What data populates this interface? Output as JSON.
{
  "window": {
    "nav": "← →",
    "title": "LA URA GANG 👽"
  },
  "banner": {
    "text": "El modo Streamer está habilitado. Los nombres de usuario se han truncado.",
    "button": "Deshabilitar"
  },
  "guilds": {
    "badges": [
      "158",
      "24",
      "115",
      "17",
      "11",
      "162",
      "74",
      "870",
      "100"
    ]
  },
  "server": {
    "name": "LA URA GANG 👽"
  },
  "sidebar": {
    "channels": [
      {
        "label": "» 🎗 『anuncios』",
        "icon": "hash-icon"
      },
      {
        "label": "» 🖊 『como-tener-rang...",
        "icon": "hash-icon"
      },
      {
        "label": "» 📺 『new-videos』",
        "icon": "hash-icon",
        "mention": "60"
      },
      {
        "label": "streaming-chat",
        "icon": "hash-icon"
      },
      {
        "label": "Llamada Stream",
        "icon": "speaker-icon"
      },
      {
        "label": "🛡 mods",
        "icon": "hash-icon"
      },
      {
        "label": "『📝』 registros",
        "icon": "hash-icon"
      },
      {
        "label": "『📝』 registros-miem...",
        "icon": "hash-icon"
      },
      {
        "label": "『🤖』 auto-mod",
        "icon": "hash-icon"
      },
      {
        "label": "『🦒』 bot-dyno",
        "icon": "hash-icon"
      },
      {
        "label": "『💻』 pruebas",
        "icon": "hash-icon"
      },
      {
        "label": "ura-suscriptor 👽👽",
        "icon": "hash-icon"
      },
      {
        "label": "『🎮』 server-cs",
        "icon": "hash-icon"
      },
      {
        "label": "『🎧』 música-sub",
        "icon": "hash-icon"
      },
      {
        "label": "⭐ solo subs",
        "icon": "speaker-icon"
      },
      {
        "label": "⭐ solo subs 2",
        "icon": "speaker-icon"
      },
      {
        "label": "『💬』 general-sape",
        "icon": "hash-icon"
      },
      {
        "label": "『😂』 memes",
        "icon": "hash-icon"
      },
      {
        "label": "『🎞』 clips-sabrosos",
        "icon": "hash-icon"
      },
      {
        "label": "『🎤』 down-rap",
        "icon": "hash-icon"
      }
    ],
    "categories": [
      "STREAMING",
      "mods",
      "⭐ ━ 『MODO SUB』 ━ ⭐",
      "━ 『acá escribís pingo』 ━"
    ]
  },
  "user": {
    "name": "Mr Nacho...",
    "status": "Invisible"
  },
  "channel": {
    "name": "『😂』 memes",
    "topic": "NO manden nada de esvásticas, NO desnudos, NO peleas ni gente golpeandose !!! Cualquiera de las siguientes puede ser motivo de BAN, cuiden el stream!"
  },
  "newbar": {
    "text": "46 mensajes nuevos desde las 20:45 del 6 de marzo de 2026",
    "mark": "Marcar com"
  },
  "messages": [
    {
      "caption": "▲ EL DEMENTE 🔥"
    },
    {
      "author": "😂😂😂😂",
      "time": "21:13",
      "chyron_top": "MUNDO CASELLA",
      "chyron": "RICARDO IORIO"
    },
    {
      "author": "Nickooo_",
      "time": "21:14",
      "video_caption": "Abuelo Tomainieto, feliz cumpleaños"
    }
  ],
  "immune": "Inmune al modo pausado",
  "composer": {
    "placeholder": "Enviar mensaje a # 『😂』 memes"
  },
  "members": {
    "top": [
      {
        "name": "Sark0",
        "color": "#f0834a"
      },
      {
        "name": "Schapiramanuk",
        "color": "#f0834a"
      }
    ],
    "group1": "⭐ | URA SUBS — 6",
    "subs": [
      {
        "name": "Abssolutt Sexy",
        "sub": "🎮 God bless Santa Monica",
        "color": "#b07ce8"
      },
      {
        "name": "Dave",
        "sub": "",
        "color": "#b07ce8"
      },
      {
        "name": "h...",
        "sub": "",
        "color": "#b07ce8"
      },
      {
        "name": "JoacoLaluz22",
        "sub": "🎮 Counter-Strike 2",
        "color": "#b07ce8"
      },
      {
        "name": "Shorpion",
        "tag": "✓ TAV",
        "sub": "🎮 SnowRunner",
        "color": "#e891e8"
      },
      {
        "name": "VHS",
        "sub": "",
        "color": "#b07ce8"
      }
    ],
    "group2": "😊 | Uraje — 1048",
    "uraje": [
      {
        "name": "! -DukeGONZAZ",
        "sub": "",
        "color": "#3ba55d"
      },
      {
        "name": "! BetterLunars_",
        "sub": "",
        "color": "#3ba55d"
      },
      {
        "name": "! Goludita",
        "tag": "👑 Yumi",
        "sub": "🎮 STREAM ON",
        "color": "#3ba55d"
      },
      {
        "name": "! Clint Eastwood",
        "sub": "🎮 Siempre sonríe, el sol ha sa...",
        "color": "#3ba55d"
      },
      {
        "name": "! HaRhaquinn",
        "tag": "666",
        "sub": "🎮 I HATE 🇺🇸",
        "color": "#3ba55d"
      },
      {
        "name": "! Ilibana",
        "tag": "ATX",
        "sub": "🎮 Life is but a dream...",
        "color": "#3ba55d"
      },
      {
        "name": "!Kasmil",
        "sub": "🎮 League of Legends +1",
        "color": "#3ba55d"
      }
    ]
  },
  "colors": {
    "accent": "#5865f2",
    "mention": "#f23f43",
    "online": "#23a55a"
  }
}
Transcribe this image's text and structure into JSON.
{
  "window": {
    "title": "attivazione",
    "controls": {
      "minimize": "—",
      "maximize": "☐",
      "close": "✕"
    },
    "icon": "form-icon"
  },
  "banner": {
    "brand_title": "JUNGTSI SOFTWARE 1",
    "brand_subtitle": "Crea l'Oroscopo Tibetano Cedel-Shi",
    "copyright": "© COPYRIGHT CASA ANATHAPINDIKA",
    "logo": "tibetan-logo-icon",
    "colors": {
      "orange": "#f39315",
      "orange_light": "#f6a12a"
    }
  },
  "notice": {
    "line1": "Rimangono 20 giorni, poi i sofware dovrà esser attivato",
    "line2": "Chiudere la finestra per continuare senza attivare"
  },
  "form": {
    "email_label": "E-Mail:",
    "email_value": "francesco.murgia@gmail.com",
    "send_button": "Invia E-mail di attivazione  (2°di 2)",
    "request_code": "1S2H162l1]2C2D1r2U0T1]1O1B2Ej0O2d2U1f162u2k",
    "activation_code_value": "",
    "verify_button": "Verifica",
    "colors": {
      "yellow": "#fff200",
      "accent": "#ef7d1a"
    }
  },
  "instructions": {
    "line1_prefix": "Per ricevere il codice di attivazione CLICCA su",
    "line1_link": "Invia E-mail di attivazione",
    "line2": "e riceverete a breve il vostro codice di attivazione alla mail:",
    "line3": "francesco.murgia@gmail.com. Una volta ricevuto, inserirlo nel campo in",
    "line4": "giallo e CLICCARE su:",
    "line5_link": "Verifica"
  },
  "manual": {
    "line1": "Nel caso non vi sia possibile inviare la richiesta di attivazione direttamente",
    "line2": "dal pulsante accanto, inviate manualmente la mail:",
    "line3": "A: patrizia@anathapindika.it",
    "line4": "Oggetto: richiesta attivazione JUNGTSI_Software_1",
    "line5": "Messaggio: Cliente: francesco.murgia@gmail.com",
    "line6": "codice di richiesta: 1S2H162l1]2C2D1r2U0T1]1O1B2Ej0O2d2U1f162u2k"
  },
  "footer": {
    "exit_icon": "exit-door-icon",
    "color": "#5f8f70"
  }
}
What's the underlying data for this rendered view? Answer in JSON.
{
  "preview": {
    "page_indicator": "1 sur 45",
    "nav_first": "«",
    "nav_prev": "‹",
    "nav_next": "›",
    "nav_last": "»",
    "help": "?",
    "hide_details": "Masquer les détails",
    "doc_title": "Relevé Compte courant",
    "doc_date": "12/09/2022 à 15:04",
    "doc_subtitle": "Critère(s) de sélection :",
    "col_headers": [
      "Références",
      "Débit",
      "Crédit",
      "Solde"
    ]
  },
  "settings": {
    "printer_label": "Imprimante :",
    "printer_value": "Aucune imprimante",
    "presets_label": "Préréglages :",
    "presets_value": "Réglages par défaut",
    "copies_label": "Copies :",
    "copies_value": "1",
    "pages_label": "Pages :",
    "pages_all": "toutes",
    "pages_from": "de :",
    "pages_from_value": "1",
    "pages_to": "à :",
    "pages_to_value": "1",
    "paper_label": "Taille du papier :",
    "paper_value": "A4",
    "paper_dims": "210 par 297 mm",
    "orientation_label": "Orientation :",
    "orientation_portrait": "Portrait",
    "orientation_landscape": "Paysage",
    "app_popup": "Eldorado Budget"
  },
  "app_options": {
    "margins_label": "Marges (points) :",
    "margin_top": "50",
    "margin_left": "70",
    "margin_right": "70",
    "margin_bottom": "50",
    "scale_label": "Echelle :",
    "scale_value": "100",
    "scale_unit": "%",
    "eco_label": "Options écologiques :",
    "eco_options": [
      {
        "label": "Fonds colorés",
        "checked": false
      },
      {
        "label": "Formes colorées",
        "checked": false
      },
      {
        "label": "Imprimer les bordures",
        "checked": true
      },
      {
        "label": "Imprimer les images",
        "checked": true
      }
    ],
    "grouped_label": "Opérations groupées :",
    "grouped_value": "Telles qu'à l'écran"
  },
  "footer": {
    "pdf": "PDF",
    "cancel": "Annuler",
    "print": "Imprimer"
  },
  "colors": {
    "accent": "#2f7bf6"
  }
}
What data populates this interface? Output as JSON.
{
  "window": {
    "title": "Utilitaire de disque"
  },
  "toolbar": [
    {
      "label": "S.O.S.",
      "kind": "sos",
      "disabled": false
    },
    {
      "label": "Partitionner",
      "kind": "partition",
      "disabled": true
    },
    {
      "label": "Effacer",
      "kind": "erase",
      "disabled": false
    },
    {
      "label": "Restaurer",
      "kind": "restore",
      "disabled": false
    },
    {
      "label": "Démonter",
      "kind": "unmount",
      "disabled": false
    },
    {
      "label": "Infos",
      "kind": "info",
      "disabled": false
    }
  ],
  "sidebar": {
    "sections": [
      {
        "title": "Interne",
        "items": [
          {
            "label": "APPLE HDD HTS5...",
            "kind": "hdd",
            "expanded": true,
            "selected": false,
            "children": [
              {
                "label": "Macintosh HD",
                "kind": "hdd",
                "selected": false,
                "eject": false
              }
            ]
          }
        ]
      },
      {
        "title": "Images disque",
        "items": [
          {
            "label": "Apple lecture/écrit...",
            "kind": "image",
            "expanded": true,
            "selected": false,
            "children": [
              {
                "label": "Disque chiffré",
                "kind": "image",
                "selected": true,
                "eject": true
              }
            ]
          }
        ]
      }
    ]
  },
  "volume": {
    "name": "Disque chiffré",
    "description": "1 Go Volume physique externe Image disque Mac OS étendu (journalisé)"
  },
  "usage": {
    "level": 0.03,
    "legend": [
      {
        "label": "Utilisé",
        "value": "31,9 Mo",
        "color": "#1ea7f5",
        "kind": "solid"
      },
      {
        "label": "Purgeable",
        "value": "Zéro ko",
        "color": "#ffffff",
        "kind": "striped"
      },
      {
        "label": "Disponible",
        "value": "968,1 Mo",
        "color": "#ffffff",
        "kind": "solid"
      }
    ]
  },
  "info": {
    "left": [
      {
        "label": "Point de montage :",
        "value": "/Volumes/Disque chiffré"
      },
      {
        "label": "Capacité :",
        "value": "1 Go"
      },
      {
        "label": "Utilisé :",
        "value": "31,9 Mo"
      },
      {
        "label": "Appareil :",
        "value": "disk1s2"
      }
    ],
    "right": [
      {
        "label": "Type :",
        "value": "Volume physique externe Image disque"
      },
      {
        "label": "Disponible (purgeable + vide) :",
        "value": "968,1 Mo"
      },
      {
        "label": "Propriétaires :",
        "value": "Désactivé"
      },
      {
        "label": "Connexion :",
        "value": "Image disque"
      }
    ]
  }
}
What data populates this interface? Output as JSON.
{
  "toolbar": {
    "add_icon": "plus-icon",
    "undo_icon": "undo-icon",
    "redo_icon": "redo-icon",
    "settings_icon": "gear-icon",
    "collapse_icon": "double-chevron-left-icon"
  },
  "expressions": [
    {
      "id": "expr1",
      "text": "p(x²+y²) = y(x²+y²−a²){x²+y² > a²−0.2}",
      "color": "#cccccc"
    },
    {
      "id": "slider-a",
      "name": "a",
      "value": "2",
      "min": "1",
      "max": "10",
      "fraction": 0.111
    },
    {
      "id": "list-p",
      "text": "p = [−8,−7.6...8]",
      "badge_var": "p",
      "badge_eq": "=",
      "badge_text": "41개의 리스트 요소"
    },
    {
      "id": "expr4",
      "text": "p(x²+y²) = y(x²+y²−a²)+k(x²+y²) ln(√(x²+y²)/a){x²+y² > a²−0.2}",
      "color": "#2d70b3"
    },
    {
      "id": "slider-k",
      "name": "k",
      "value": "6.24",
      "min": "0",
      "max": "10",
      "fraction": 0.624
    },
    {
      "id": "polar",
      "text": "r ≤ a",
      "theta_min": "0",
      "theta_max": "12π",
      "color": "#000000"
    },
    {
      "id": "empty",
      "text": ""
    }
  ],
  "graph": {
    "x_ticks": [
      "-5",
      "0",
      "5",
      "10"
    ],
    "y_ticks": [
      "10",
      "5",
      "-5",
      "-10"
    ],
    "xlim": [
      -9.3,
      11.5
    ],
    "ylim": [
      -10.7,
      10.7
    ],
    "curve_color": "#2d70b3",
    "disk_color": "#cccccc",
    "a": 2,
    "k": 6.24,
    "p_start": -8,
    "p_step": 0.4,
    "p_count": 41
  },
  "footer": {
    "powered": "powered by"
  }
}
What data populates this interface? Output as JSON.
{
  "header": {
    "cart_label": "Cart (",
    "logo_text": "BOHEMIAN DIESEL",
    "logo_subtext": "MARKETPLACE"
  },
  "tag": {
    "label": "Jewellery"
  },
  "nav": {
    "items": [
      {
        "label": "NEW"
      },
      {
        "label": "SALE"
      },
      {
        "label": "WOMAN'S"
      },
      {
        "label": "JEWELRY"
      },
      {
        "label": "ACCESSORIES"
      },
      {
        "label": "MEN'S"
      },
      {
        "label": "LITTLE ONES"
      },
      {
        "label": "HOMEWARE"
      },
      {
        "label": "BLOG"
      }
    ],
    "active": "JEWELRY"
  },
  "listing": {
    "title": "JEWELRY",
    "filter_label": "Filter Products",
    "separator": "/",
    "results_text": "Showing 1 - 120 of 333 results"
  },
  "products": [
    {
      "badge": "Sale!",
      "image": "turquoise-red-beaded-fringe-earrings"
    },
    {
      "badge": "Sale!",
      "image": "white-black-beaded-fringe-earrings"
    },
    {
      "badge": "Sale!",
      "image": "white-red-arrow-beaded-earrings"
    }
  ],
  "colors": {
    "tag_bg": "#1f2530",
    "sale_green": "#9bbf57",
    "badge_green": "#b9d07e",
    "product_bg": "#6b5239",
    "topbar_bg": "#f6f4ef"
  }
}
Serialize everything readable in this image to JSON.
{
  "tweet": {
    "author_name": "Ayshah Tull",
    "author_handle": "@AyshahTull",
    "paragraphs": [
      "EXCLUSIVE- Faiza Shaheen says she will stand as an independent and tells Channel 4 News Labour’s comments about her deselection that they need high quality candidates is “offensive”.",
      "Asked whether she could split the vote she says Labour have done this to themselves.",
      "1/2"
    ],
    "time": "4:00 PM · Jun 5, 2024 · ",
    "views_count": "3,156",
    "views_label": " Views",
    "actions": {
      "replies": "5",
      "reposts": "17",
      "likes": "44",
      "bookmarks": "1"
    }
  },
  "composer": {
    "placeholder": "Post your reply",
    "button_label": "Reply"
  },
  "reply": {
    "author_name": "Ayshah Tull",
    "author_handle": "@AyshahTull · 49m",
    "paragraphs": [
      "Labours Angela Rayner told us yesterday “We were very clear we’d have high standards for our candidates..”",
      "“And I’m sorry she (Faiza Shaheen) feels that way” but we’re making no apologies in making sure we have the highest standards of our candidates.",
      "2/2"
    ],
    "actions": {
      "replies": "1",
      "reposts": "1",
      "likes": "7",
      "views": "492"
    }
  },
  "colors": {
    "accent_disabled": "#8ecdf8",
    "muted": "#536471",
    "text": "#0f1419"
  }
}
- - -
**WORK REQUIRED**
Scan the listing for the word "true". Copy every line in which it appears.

**TASK OUTPUT**
        "checked": true
        "checked": true
      "disabled": true
            "expanded": true,
            "expanded": true,
                "selected": true,
                "eject": true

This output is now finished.